▸ PROBLEM:
Copy all of the records exactly.

▸ SUPPLIED DATA:
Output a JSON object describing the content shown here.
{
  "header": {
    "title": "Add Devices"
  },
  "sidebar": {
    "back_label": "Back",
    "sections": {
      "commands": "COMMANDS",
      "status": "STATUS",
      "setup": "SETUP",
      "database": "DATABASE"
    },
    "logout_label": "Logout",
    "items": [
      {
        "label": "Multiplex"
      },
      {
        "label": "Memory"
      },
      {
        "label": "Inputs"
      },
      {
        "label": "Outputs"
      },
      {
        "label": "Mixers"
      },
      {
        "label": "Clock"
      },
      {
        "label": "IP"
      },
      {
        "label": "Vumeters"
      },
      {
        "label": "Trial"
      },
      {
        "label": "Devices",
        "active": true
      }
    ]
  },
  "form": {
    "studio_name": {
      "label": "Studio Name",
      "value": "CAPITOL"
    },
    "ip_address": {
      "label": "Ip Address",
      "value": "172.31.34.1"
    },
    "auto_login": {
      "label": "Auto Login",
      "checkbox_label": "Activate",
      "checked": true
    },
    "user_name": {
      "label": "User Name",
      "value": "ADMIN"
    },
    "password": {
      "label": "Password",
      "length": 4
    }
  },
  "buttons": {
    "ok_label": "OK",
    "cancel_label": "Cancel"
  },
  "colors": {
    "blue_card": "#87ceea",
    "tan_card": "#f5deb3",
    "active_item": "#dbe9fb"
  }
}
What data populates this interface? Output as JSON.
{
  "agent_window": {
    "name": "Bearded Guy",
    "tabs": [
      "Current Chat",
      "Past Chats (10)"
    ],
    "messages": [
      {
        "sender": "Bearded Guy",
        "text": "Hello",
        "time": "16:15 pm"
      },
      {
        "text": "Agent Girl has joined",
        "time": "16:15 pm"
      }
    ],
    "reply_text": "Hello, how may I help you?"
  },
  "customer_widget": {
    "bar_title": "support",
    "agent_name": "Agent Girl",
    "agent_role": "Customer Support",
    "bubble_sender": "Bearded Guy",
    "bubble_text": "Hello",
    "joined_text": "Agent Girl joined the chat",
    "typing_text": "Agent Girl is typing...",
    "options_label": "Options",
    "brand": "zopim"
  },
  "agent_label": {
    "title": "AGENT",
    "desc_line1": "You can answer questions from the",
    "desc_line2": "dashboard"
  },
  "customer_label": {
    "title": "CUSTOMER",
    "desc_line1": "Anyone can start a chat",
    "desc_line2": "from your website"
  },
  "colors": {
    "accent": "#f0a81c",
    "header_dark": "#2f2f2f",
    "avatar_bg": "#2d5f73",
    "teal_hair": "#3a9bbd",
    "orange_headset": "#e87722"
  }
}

▸ RESPONSE TO THE EXERCISE:
Output a JSON object describing the content shown here.
{
  "header": {
    "title": "Add Devices"
  },
  "sidebar": {
    "back_label": "Back",
    "sections": {
      "commands": "COMMANDS",
      "status": "STATUS",
      "setup": "SETUP",
      "database": "DATABASE"
    },
    "logout_label": "Logout",
    "items": [
      {
        "label": "Multiplex"
      },
      {
        "label": "Memory"
      },
      {
        "label": "Inputs"
      },
      {
        "label": "Outputs"
      },
      {
        "label": "Mixers"
      },
      {
        "label": "Clock"
      },
      {
        "label": "IP"
      },
      {
        "label": "Vumeters"
      },
      {
        "label": "Trial"
      },
      {
        "label": "Devices",
        "active": true
      }
    ]
  },
  "form": {
    "studio_name": {
      "label": "Studio Name",
      "value": "CAPITOL"
    },
    "ip_address": {
      "label": "Ip Address",
      "value": "172.31.34.1"
    },
    "auto_login": {
      "label": "Auto Login",
      "checkbox_label": "Activate",
      "checked": true
    },
    "user_name": {
      "label": "User Name",
      "value": "ADMIN"
    },
    "password": {
      "label": "Password",
      "length": 4
    }
  },
  "buttons": {
    "ok_label": "OK",
    "cancel_label": "Cancel"
  },
  "colors": {
    "blue_card": "#87ceea",
    "tan_card": "#f5deb3",
    "active_item": "#dbe9fb"
  }
}
What data populates this interface? Output as JSON.
{
  "agent_window": {
    "name": "Bearded Guy",
    "tabs": [
      "Current Chat",
      "Past Chats (10)"
    ],
    "messages": [
      {
        "sender": "Bearded Guy",
        "text": "Hello",
        "time": "16:15 pm"
      },
      {
        "text": "Agent Girl has joined",
        "time": "16:15 pm"
      }
    ],
    "reply_text": "Hello, how may I help you?"
  },
  "customer_widget": {
    "bar_title": "support",
    "agent_name": "Agent Girl",
    "agent_role": "Customer Support",
    "bubble_sender": "Bearded Guy",
    "bubble_text": "Hello",
    "joined_text": "Agent Girl joined the chat",
    "typing_text": "Agent Girl is typing...",
    "options_label": "Options",
    "brand": "zopim"
  },
  "agent_label": {
    "title": "AGENT",
    "desc_line1": "You can answer questions from the",
    "desc_line2": "dashboard"
  },
  "customer_label": {
    "title": "CUSTOMER",
    "desc_line1": "Anyone can start a chat",
    "desc_line2": "from your website"
  },
  "colors": {
    "accent": "#f0a81c",
    "header_dark": "#2f2f2f",
    "avatar_bg": "#2d5f73",
    "teal_hair": "#3a9bbd",
    "orange_headset": "#e87722"
  }
}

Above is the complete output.